A lawsuit filed in 2014 against GEO Group, one of the largest private prison companies in the country, gained class action status this week following a ruling by U.S. District Judge John Kane. The lawsuit alleges that as many as 60,000 immigrants imprisoned by United States Immigration and Customs Enforcement in one of the company’s immigrant detention centers were forced to work for a $1 a day or no money at all, which would be a violation of federal anti-slavery laws, the Washington Post reports.
The prison in question, the Denver Contract Detention Facility, detains immigrants awaiting court appearances.

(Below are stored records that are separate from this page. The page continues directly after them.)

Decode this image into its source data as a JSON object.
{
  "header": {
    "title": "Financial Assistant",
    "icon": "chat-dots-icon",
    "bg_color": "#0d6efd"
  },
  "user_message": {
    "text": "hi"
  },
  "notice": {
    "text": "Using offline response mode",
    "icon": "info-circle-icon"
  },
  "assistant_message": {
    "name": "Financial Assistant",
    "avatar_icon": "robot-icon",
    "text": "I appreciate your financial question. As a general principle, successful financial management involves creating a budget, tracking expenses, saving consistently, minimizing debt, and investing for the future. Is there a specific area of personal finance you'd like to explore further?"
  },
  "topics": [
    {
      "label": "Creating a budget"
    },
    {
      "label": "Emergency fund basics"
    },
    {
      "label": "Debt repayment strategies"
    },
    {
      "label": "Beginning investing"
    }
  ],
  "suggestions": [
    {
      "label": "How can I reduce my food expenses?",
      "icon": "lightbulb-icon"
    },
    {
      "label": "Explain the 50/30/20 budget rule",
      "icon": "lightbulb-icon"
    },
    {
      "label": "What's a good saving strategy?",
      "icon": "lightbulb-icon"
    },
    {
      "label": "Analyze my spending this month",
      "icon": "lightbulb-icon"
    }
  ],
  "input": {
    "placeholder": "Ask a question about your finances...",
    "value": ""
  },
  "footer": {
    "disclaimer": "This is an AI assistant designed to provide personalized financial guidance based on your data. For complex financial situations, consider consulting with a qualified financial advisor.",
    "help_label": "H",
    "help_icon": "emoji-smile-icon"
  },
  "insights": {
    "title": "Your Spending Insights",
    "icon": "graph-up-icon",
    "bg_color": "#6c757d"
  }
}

The 1,500-bed facility is operated out of Aurora, Colorado by GEO Group and is under contract with ICE. This is the first instance of a class action lawsuit accusing a U.S. private prison company of forced labor being allowed to progress.

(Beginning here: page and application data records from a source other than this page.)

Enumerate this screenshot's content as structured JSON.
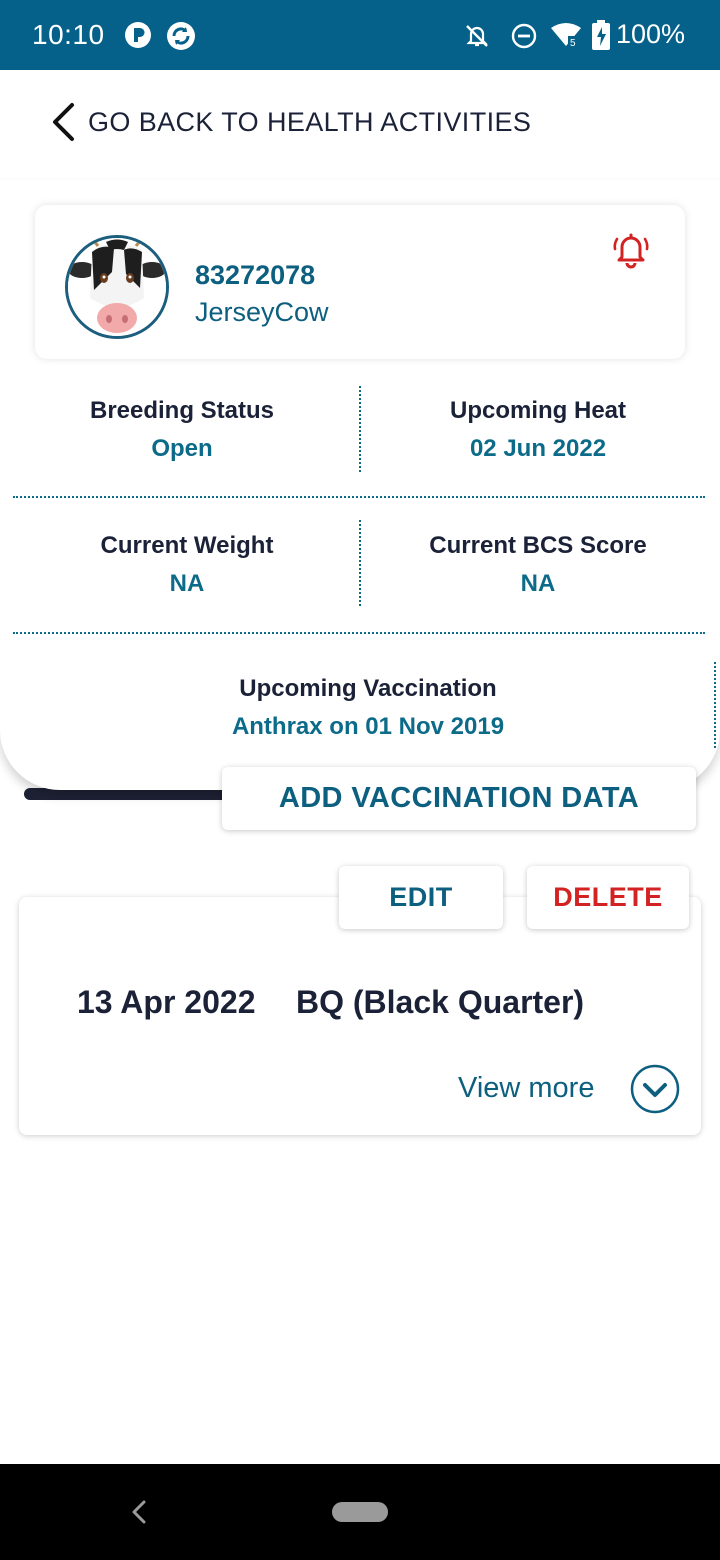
{
  "status_bar": {
    "time": "10:10",
    "battery": "100%",
    "wifi_badge": "5",
    "icons": [
      "app-p-icon",
      "app-sync-icon",
      "bell-off-icon",
      "do-not-disturb-icon",
      "wifi-icon",
      "battery-charging-icon"
    ]
  },
  "nav": {
    "back_label": "GO BACK TO HEALTH ACTIVITIES"
  },
  "animal": {
    "id": "83272078",
    "breed": "JerseyCow",
    "alert_icon": "alarm-bell-icon"
  },
  "stats": {
    "breeding_status": {
      "label": "Breeding Status",
      "value": "Open"
    },
    "upcoming_heat": {
      "label": "Upcoming Heat",
      "value": "02 Jun 2022"
    },
    "current_weight": {
      "label": "Current Weight",
      "value": "NA"
    },
    "current_bcs": {
      "label": "Current BCS Score",
      "value": "NA"
    },
    "upcoming_vaccination": {
      "label": "Upcoming Vaccination",
      "value": "Anthrax on 01 Nov 2019"
    }
  },
  "actions": {
    "add_vaccination": "ADD VACCINATION DATA",
    "edit": "EDIT",
    "delete": "DELETE"
  },
  "record": {
    "date": "13 Apr 2022",
    "name": "BQ (Black Quarter)",
    "view_more": "View more"
  },
  "colors": {
    "status_bar": "#05618a",
    "accent": "#0d5f80",
    "danger": "#d32222",
    "text_dark": "#1b2238"
  }
}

The lawsuit was originally filed on behalf of nine immigrants who claimed that detainees at the facility were forced to work without pay (they were allegedly threatened with solitary confinement if they refused to do so), which would violate the federal Trafficking Victims Protection Act. The initial plaintiffs sought a maximum of $5 million in damages, a number that is likely to increase greatly now that tens of thousands of current and former incarcerated people are taking part in the lawsuit.

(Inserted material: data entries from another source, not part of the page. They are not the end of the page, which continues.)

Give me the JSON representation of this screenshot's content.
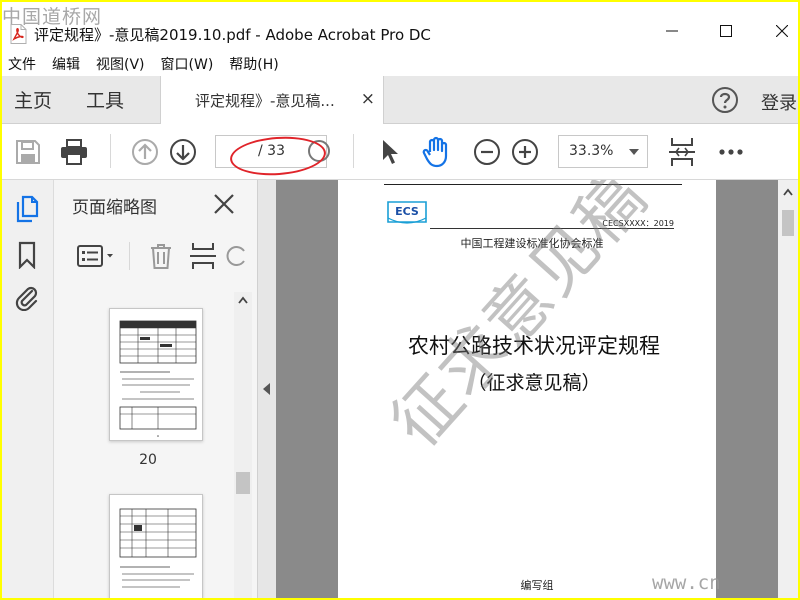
{
  "overlay": {
    "watermark_top": "中国道桥网",
    "watermark_bottom": "www.cn",
    "annotation_color": "#e0242a"
  },
  "window": {
    "title": "评定规程》-意见稿2019.10.pdf - Adobe Acrobat Pro DC",
    "controls": [
      "minimize-icon",
      "maximize-icon",
      "close-icon"
    ]
  },
  "menu": {
    "items": [
      "文件",
      "编辑",
      "视图(V)",
      "窗口(W)",
      "帮助(H)"
    ]
  },
  "nav": {
    "home": "主页",
    "tools": "工具",
    "doc_tab": "评定规程》-意见稿...",
    "doc_tab_close": "×",
    "login": "登录"
  },
  "toolbar": {
    "icons": [
      "save-icon",
      "print-icon",
      "page-up-icon",
      "page-down-icon",
      "select-arrow-icon",
      "hand-icon",
      "zoom-out-icon",
      "zoom-in-icon",
      "fit-page-icon",
      "more-icon"
    ],
    "page_current": "",
    "page_total": "/ 33",
    "zoom": "33.3%"
  },
  "sidebar": {
    "panel_title": "页面缩略图",
    "thumbnail_label": "20",
    "icons": [
      "page-thumbnails-icon",
      "bookmark-icon",
      "attachment-icon"
    ]
  },
  "document": {
    "logo": "ECS",
    "code": "CECSXXXX：2019",
    "organization": "中国工程建设标准化协会标准",
    "title": "农村公路技术状况评定规程",
    "subtitle": "（征求意见稿）",
    "watermark": "征求意见稿",
    "editor": "编写组"
  }
}
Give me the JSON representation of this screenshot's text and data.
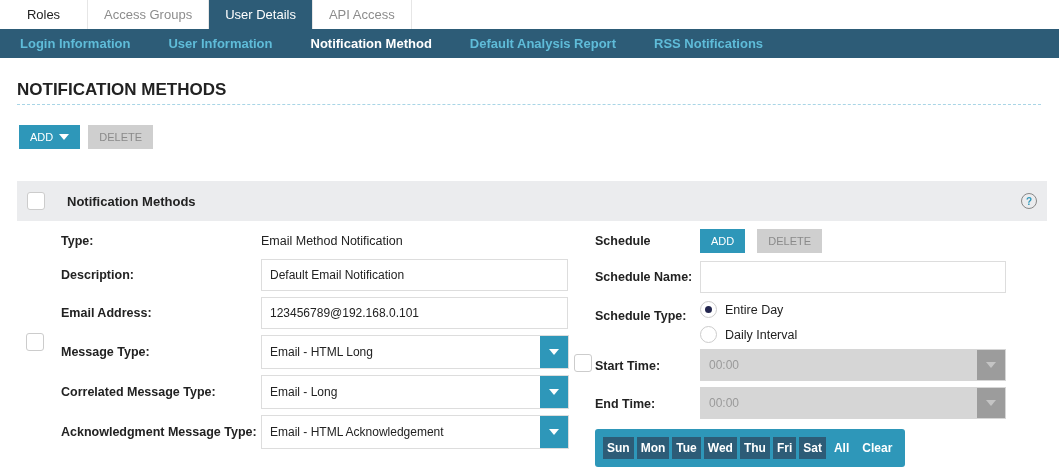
{
  "tabs": [
    {
      "label": "Roles",
      "selected": false,
      "kind": "plain"
    },
    {
      "label": "Access Groups",
      "selected": false,
      "kind": "muted"
    },
    {
      "label": "User Details",
      "selected": true,
      "kind": "muted"
    },
    {
      "label": "API Access",
      "selected": false,
      "kind": "muted"
    }
  ],
  "subtabs": [
    {
      "label": "Login Information",
      "selected": false
    },
    {
      "label": "User Information",
      "selected": false
    },
    {
      "label": "Notification Method",
      "selected": true
    },
    {
      "label": "Default Analysis Report",
      "selected": false
    },
    {
      "label": "RSS Notifications",
      "selected": false
    }
  ],
  "heading": "NOTIFICATION METHODS",
  "toolbar": [
    {
      "label": "ADD",
      "disabled": false,
      "caret": true
    },
    {
      "label": "DELETE",
      "disabled": true,
      "caret": false
    }
  ],
  "panel": {
    "checked": false,
    "title": "Notification Methods",
    "help": "?"
  },
  "row_checked": false,
  "fields": [
    {
      "label": "Type:",
      "kind": "text",
      "value": "Email Method Notification"
    },
    {
      "label": "Description:",
      "kind": "input",
      "value": "Default Email Notification"
    },
    {
      "label": "Email Address:",
      "kind": "input",
      "value": "123456789@192.168.0.101"
    },
    {
      "label": "Message Type:",
      "kind": "select",
      "value": "Email - HTML Long"
    },
    {
      "label": "Correlated Message Type:",
      "kind": "select",
      "value": "Email - Long"
    },
    {
      "label": "Acknowledgment Message Type:",
      "kind": "select",
      "value": "Email - HTML Acknowledgement"
    }
  ],
  "schedule": {
    "checked": false,
    "label": "Schedule",
    "buttons": [
      {
        "label": "ADD",
        "disabled": false
      },
      {
        "label": "DELETE",
        "disabled": true
      }
    ],
    "name_label": "Schedule Name:",
    "type_label": "Schedule Type:",
    "types": [
      {
        "label": "Entire Day",
        "selected": true
      },
      {
        "label": "Daily Interval",
        "selected": false
      }
    ],
    "times": [
      {
        "label": "Start Time:",
        "value": "00:00",
        "disabled": true
      },
      {
        "label": "End Time:",
        "value": "00:00",
        "disabled": true
      }
    ],
    "days": [
      {
        "label": "Sun",
        "kind": "day",
        "selected": true
      },
      {
        "label": "Mon",
        "kind": "day",
        "selected": true
      },
      {
        "label": "Tue",
        "kind": "day",
        "selected": true
      },
      {
        "label": "Wed",
        "kind": "day",
        "selected": true
      },
      {
        "label": "Thu",
        "kind": "day",
        "selected": true
      },
      {
        "label": "Fri",
        "kind": "day",
        "selected": true
      },
      {
        "label": "Sat",
        "kind": "day",
        "selected": true
      },
      {
        "label": "All",
        "kind": "action",
        "selected": false
      },
      {
        "label": "Clear",
        "kind": "action",
        "selected": false
      }
    ]
  }
}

In addition to possibly flouting federal anti-slavery law, GEO Group is being accused of violating Colorado’s minimum way laws by paying detainees, at most, $8 less than the state’s $9 minimum hourly wage. According to the Washington Post, GEO Group isn’t even denying that it pays its some inmates $1, it’s just arguing that this practice doesn’t break any laws. In 2014 GEO Group filed to dismiss the suit on the grounds that the Trafficking Victims Protection Act is inapplicable to the case and that minimum wage laws don’t apply to immigrant detainees (the judge only sided with GEO Group on the latter point).
While ICE is not a party to the suit, it’s their Voluntary Work Program that detainees sign up for, lending the practice an air of legitimacy. In this program, inmates work 40 hours a week cooking and cleaning, which Jacqueline Stevens, who runs Northwestern University’s Deportation Research Clinton told the Washington Post does not meet the legal definition of “volunteer work.”
Such practices are particularly worrying given the Trump administration’s plans (some stages of which have already been put into practice) to imprison and deport greater numbers of undocumented people, and to expand immigrant detention facilities. GEO Group’s stocks, along with those of top private prison operator CoreCivic (formerly CCA), have risen dramatically since Trump’s election.
[via Washington Post]